(DATA TO PROCESS):
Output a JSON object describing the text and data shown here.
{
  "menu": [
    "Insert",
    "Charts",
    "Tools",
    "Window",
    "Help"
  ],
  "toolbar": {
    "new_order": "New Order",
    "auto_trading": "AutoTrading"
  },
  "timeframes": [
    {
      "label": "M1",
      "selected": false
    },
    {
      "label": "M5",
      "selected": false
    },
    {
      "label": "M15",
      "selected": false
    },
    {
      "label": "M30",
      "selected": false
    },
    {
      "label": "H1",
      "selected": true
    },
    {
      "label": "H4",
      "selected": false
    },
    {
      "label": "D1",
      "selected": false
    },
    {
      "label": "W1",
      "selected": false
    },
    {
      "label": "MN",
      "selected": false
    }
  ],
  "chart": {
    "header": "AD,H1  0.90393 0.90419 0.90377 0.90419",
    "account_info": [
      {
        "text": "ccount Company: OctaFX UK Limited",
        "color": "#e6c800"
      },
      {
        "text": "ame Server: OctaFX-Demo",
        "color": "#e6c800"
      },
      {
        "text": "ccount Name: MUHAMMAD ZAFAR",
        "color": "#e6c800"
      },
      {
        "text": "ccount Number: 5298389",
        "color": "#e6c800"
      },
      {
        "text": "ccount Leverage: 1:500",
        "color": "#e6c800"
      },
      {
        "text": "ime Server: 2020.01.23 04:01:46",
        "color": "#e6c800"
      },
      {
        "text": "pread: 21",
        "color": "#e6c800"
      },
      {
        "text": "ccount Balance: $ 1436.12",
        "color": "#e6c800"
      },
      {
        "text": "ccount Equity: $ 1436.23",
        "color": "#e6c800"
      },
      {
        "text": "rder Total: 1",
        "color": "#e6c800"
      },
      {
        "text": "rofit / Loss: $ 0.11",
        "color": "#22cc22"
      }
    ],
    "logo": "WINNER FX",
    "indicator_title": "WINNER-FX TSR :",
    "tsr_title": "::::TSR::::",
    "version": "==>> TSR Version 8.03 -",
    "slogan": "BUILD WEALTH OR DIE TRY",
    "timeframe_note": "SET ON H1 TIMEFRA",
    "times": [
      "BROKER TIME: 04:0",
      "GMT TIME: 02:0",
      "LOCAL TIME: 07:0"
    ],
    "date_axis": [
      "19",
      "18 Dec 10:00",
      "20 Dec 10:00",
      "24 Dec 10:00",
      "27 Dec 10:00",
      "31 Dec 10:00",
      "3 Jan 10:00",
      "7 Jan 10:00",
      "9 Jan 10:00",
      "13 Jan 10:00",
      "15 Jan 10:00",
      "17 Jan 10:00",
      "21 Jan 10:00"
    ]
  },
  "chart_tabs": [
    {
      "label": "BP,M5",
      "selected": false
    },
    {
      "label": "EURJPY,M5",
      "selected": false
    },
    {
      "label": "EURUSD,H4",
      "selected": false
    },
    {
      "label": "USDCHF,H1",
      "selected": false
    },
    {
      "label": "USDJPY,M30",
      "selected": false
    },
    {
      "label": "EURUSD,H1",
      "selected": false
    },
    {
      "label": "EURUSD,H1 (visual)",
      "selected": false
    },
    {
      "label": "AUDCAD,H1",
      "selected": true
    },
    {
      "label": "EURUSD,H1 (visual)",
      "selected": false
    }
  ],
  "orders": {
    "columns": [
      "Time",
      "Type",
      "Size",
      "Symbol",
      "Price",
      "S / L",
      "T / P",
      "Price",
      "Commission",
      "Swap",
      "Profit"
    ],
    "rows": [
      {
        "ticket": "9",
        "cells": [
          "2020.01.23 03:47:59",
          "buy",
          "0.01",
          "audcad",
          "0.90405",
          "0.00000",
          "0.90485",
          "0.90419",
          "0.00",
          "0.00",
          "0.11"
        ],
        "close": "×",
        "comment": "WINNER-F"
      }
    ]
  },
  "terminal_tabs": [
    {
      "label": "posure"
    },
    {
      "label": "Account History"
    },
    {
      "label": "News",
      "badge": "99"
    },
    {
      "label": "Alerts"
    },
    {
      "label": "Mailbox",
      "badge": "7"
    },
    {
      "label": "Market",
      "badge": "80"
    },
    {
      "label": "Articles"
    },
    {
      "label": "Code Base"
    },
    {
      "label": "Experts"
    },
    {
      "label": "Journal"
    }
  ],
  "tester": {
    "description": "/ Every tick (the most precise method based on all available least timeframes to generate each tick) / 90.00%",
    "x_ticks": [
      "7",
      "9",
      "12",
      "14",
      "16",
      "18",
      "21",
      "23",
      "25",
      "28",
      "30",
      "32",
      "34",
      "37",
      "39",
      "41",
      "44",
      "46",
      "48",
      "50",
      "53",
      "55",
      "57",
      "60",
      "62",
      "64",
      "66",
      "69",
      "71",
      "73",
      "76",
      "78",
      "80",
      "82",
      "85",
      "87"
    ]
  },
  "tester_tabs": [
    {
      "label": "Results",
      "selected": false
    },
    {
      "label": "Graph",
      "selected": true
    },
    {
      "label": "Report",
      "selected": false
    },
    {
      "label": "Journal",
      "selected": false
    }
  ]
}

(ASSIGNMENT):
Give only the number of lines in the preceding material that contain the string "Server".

(SOLUTION FOR THIS EXERCISE):
2